The paper “Edit Wear and Read Wear” by William C.Hill and James D.Hollan seems like an interesting application for group (co-authored editing), however, there are a lot of issues that they didn’t deal with. How useful is per line editing over multiple sessions? When people make additions to various parts of the document and all the line placements change (how would that be reflected)? Would this be better than the track changes option on Microsoft word that also provides a visual display of all the edits another person makes and enables people to provide their comments with the edits as well? My other biggest concern was data storage. The paper seems to hope for memory becoming cheaper and more accessible rather than suggesting a solution. Storing data about each line makes the data storage for each document almost 2x – 3x as big as a regular document and I don’t know if this would ever be memory efficient. Additionally, I felt the authors should have probably done some kind of user – study to evaluate their system and actually find out if people were really interested in tracking the read and edit patterns of their documents.
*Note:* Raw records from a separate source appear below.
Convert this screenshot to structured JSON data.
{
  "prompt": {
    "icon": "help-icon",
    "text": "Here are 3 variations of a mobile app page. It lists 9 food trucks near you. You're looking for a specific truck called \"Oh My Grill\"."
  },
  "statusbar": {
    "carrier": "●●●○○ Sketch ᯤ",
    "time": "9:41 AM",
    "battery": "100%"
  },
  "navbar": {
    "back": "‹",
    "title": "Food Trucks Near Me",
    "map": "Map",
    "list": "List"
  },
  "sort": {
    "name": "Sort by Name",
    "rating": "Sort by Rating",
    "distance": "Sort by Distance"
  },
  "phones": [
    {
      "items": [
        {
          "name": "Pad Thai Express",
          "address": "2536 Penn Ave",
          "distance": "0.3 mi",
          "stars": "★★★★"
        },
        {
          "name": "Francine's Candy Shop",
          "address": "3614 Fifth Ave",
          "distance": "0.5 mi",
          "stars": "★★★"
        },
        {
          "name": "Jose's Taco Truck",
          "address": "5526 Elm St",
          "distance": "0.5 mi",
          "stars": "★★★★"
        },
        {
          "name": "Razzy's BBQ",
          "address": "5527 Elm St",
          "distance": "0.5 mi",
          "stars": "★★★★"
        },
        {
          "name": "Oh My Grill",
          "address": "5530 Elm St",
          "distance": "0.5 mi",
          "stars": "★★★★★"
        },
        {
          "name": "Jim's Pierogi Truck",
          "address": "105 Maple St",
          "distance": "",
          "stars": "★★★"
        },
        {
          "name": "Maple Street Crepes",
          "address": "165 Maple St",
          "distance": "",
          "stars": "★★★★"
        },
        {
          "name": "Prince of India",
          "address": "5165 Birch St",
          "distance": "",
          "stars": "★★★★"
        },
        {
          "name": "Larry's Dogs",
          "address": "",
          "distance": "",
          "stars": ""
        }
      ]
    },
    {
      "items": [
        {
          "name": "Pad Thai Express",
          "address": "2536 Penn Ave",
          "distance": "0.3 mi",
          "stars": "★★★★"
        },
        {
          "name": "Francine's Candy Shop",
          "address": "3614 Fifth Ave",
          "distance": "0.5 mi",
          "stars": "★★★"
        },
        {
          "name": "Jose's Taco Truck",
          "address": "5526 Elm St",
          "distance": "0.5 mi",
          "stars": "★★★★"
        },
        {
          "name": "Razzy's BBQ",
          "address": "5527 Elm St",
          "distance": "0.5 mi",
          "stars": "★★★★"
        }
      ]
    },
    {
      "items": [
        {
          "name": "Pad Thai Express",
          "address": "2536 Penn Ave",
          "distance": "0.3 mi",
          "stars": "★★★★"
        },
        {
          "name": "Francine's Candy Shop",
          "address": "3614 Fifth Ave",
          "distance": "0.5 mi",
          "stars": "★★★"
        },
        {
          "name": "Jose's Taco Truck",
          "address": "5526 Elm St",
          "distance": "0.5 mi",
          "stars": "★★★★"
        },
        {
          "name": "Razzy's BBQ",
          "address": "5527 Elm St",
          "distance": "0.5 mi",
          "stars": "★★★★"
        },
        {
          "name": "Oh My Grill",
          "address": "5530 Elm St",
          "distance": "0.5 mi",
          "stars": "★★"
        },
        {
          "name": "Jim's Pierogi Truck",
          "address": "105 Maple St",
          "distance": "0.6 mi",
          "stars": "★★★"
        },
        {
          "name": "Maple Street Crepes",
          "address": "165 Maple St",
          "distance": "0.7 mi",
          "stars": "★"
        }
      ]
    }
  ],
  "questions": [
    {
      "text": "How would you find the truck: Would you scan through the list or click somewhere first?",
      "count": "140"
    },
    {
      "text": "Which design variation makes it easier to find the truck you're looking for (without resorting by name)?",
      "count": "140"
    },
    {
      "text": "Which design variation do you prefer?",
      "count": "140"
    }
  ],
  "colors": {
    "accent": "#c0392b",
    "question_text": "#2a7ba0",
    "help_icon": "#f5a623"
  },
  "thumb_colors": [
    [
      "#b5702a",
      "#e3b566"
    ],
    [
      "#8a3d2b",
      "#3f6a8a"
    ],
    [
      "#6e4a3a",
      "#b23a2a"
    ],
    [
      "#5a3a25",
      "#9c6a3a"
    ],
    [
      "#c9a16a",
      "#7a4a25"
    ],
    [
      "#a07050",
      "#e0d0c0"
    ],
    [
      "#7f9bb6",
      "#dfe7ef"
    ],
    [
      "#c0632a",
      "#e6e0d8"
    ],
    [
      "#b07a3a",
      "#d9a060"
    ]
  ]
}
The other paper “Zoetrope: Interacting with Ephemeral Web” allows you to view “a time-stamped” version of web rather than just the latest copy. It is a version of caching but extended over a longer time range and with a lot of additional features like lenses. Again, the biggest concern with this paper is data-storage, storing multiple versions of a page over time (they haven’t defined a horizon for their page storage) despite compressing would still take a lot of space. The system design seems fun and useful in the sense of adding lens and seeing how that information has changes over time. I really like the filters idea to find information in the past that is the most relevant to what you are looking for. A combination of filters and lens would help redefine “searching” the web in a sense. However, how much analysis would have to be done on several webpages to realize how often the data on them changes? For instance in the traffic example, would the website state be stored every hour of the day every day (for how many days?) The mixture of lens and filtering reminds me of another web application “if this than that”, that allows you to define various conditions that need to be satisfied on various sites and if they are the application will inform you in some way.
Sally Ahn - 10/31/2011 9:02:51
In "Edit wear and read wear," Hill et. al. introduce the notion of "computational wear," and tools that add visualization of this information to the interface of Zmacs. In the second paper, the authors present Zoetrope, a tool that allows users access to the "historical Web."
My reaction to the edit wear and read wear visualizations are rather mixed. The notion of computational wear is intriguing, and it reminded me of the drawbacks of digitized medical records that failed to capture the physical properties of doctors' scrawled notes and the tell-tale wear of often-consulted notes. Nevertheless, the scrollbar visualizations presented seem limited. One doubt I have is that it may not be scalable; scrollbars are quite small (and recent trends favor minimizing their size or hiding them all together), and at some point the resolution of data become too small for users to make useful distinctions, especially in the multiple-column view for different categories.
I also had initial doubts about Zoetrope. It seems like both of these papers focus on providing access to as much information as possible, but that can lead to information overload. However, the authors later describe visualization techniques that help to alleviate this overload as well as some scenarios (such as temporal "videos" of changing web page) that do seem well-motivated.